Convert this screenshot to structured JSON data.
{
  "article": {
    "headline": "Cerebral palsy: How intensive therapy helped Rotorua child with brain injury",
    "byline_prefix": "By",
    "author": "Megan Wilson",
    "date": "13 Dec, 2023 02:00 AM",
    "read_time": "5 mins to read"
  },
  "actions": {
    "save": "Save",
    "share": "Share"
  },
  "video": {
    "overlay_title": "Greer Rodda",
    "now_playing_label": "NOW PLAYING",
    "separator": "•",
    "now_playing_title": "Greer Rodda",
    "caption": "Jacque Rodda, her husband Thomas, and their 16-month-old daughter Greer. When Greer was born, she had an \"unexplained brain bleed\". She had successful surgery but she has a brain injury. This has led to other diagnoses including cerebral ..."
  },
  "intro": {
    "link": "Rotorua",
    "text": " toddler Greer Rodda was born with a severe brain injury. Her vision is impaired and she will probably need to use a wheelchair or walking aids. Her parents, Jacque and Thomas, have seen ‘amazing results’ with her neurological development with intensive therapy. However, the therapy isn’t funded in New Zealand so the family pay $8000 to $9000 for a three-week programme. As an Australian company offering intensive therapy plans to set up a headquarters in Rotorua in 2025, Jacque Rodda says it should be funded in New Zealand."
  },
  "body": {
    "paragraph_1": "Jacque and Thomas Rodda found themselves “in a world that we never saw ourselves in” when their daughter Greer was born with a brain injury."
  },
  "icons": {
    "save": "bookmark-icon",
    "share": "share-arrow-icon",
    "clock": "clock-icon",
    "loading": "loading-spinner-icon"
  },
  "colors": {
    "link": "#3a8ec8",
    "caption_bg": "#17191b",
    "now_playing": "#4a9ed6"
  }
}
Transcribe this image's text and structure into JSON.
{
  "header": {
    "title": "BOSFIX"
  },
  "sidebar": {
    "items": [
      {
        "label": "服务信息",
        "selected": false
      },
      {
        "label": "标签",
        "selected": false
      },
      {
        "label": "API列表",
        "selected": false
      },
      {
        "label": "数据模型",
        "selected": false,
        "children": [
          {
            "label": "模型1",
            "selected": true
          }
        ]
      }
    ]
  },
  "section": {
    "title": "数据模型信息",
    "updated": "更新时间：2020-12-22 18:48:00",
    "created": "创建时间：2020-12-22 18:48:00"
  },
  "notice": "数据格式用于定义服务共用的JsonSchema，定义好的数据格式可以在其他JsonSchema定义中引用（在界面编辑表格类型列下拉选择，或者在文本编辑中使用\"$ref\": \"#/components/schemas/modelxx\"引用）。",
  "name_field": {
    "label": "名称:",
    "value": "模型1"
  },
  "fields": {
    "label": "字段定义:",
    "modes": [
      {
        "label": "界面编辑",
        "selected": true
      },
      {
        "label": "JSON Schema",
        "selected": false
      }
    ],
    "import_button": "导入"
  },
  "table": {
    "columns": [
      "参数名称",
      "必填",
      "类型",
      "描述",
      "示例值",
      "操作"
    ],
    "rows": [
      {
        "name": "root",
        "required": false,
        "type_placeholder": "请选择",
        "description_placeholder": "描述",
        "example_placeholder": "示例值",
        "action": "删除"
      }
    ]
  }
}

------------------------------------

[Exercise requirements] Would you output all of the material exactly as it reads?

[Your solution]
Convert this screenshot to structured JSON data.
{
  "article": {
    "headline": "Cerebral palsy: How intensive therapy helped Rotorua child with brain injury",
    "byline_prefix": "By",
    "author": "Megan Wilson",
    "date": "13 Dec, 2023 02:00 AM",
    "read_time": "5 mins to read"
  },
  "actions": {
    "save": "Save",
    "share": "Share"
  },
  "video": {
    "overlay_title": "Greer Rodda",
    "now_playing_label": "NOW PLAYING",
    "separator": "•",
    "now_playing_title": "Greer Rodda",
    "caption": "Jacque Rodda, her husband Thomas, and their 16-month-old daughter Greer. When Greer was born, she had an \"unexplained brain bleed\". She had successful surgery but she has a brain injury. This has led to other diagnoses including cerebral ..."
  },
  "intro": {
    "link": "Rotorua",
    "text": " toddler Greer Rodda was born with a severe brain injury. Her vision is impaired and she will probably need to use a wheelchair or walking aids. Her parents, Jacque and Thomas, have seen ‘amazing results’ with her neurological development with intensive therapy. However, the therapy isn’t funded in New Zealand so the family pay $8000 to $9000 for a three-week programme. As an Australian company offering intensive therapy plans to set up a headquarters in Rotorua in 2025, Jacque Rodda says it should be funded in New Zealand."
  },
  "body": {
    "paragraph_1": "Jacque and Thomas Rodda found themselves “in a world that we never saw ourselves in” when their daughter Greer was born with a brain injury."
  },
  "icons": {
    "save": "bookmark-icon",
    "share": "share-arrow-icon",
    "clock": "clock-icon",
    "loading": "loading-spinner-icon"
  },
  "colors": {
    "link": "#3a8ec8",
    "caption_bg": "#17191b",
    "now_playing": "#4a9ed6"
  }
}
Transcribe this image's text and structure into JSON.
{
  "header": {
    "title": "BOSFIX"
  },
  "sidebar": {
    "items": [
      {
        "label": "服务信息",
        "selected": false
      },
      {
        "label": "标签",
        "selected": false
      },
      {
        "label": "API列表",
        "selected": false
      },
      {
        "label": "数据模型",
        "selected": false,
        "children": [
          {
            "label": "模型1",
            "selected": true
          }
        ]
      }
    ]
  },
  "section": {
    "title": "数据模型信息",
    "updated": "更新时间：2020-12-22 18:48:00",
    "created": "创建时间：2020-12-22 18:48:00"
  },
  "notice": "数据格式用于定义服务共用的JsonSchema，定义好的数据格式可以在其他JsonSchema定义中引用（在界面编辑表格类型列下拉选择，或者在文本编辑中使用\"$ref\": \"#/components/schemas/modelxx\"引用）。",
  "name_field": {
    "label": "名称:",
    "value": "模型1"
  },
  "fields": {
    "label": "字段定义:",
    "modes": [
      {
        "label": "界面编辑",
        "selected": true
      },
      {
        "label": "JSON Schema",
        "selected": false
      }
    ],
    "import_button": "导入"
  },
  "table": {
    "columns": [
      "参数名称",
      "必填",
      "类型",
      "描述",
      "示例值",
      "操作"
    ],
    "rows": [
      {
        "name": "root",
        "required": false,
        "type_placeholder": "请选择",
        "description_placeholder": "描述",
        "example_placeholder": "示例值",
        "action": "删除"
      }
    ]
  }
}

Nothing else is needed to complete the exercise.